Bob Woodward & Carl Bernstein
Pulitzer Prize winning journalists and Watergate reporters
Called the most famous investigative reporter in America by the New York Times, Bob Woodward is an assistant managing editor of The Washington Post where he has worked since 1971. He has won nearly every American journalism award including the Pulitzer for his report on the Watergate scandal. He earned a second Pulitzer as lead reporter for the team that reported on the aftermath of September 11th.
The New York Times has said, "Bob Woodward is the most famous investigative reporter in America." Newsweek has excerpted five of his books in headline-making cover stories, 60 Minutes has featured three of his books, and three of Bob Woodward's books have been made into movies.
In his most recent book, State of Denial: Bush at War Part III, Woodward provides his inside story of a war-torn White House, and how the Bush administration avoided telling the truth about Iraq to the public, to Congress, and often to themselves.
Woodward has co-authored or authored more #1 national best-selling nonfiction books than any contemporary American writer. Some of which include:
- All the President’s Men (1974) and The Final Days (1976), both Watergate books, co authored with Bernstein
- The Brethren: Inside the Supreme Court (1979), co-authored with Scott Armstrong
- Wired: The Short Life and Fast Times of John Belushi (1984)
- Veil: The Secret Wars of the CIA 1981-1987 (1987)
- The Commanders (1991) on the First Bush administration and the Gulf War
- The Agenda: Inside the Clinton White House (1994)
- Shadow: Five Presidents and the Legacy of Watergate (1999)
- Bush at War (2002)
- Plan of Attack (2004)
Woodward was born March 26, 1943 in Illinois. He graduated from Yale University in 1965 and served five years as a communications officer in the U.S. Navy before beginning his journalism career at the Montgomery County (Maryland) Sentinel, where he was a reporter for one year before joining the Post. He lives in Washington, D.C. with his wife, Elsa Walsh, an author and writer for the New Yorker. He has two daughters, Tali and Diana.
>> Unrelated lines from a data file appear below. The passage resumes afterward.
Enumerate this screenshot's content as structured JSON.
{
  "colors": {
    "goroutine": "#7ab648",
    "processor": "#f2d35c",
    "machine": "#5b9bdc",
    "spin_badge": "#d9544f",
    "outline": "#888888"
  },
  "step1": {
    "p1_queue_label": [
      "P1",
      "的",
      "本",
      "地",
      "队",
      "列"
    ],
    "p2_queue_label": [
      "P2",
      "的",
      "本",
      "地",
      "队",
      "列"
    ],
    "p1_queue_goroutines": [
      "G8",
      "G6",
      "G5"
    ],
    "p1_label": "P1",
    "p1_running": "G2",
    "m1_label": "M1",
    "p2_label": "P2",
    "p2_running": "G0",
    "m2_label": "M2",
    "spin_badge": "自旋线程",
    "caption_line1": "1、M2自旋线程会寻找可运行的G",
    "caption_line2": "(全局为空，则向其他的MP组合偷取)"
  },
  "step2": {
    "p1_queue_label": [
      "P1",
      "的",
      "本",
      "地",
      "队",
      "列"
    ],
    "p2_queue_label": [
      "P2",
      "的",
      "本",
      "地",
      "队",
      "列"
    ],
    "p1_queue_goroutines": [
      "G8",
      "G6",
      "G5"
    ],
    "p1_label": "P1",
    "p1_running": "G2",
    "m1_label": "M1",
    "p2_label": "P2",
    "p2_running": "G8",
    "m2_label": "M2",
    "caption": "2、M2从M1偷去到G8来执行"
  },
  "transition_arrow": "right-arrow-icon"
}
Pulitzer Prize-winning author Carl Bernstein is best known for his coverage of Watergate for the Washington Post. Bernstein is also recognized for many other investigative writings such as his 1991 Time cover story that told of the secret alliance between Ronald Reagan and Pope John Paul II that kept Solidarity alive in Poland (despite the imposition of martial law), and hastened the end of communism in Eastern Europe and the break-up of the Soviet Union.
Bernstein's cover story for the New Republic, entitled “The Idiot Culture,” assessed the evolution of the post-Watergate media. This article has since become a subject of heated discussions at universities and international forums, and has garnered a high level of attention within the media itself. His detailed accounts of Saddam Hussein's diminishing support among Iraqi people also received worldwide attention.
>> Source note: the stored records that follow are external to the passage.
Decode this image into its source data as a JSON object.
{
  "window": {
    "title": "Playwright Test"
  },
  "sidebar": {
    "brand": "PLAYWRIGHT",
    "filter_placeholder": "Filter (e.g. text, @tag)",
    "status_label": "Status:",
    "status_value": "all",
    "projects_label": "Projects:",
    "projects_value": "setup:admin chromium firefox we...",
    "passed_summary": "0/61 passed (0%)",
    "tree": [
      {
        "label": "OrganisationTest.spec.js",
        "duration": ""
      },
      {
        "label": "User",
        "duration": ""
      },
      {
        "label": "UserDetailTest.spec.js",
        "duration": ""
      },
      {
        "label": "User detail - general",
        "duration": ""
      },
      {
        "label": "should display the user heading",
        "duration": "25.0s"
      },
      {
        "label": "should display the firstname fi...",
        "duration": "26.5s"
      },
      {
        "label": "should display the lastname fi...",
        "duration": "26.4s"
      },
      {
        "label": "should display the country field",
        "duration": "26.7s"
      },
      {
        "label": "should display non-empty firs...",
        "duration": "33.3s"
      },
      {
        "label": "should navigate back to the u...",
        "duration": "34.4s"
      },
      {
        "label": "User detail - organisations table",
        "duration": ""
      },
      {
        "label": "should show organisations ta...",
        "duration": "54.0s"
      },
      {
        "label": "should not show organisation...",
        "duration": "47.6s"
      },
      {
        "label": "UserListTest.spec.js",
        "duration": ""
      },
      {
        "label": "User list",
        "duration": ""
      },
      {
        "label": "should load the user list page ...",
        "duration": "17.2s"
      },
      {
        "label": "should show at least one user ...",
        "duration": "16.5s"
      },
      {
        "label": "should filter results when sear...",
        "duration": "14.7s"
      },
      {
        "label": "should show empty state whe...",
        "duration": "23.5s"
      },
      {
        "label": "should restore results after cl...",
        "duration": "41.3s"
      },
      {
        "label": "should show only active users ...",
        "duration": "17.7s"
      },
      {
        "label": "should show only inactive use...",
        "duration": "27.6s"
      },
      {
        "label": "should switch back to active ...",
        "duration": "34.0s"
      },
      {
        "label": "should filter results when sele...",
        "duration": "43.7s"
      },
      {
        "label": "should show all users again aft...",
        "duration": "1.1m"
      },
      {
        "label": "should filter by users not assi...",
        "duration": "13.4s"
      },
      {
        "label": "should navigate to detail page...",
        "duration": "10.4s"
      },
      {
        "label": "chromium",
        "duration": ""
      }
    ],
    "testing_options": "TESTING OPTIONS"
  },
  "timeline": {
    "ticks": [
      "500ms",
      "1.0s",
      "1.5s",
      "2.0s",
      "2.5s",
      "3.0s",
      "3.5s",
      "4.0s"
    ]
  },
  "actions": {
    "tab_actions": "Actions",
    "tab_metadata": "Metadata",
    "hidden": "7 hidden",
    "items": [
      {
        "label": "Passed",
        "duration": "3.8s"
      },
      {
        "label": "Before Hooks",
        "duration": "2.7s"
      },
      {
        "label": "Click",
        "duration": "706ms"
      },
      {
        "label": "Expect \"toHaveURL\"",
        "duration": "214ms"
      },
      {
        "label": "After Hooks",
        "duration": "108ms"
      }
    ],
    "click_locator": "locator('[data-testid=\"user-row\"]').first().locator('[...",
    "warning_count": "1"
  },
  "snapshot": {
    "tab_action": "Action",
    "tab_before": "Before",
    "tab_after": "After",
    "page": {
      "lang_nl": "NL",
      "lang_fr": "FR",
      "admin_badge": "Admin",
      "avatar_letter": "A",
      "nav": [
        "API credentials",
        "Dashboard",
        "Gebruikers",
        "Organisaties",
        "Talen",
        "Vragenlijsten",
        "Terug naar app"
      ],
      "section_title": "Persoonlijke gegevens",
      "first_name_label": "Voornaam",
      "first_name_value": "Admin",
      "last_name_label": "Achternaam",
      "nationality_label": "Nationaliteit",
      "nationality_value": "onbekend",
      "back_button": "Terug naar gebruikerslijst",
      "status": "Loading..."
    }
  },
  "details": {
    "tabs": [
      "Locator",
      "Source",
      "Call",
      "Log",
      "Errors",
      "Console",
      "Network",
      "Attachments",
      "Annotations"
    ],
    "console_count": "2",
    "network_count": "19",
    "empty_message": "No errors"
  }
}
Bernstein began his career at the age of 16, when he went to work as a copyboy for the Washington Star. His experience has since included every facet of reporting for newspapers, magazines and network television. After leaving the Washington Post, Bernstein served as Washington Bureau chief and senior correspondent for ABC-TV and as a correspondent for Time Magazine.
The author of three best-selling books: All the President's Men; The Final Days; and Loyalties: A Son's Memoir, Bernstein has received virtually every major journalism award in the United States. His latest book, A Woman in Charge: The Life of Hillary Rodham Clinton was published in the Summer of 2007.
Lecturing throughout the world on the press and politics, Bernstein's commentary is frequently sought by television networks in the United States and abroad. He lives in New York with his two sons.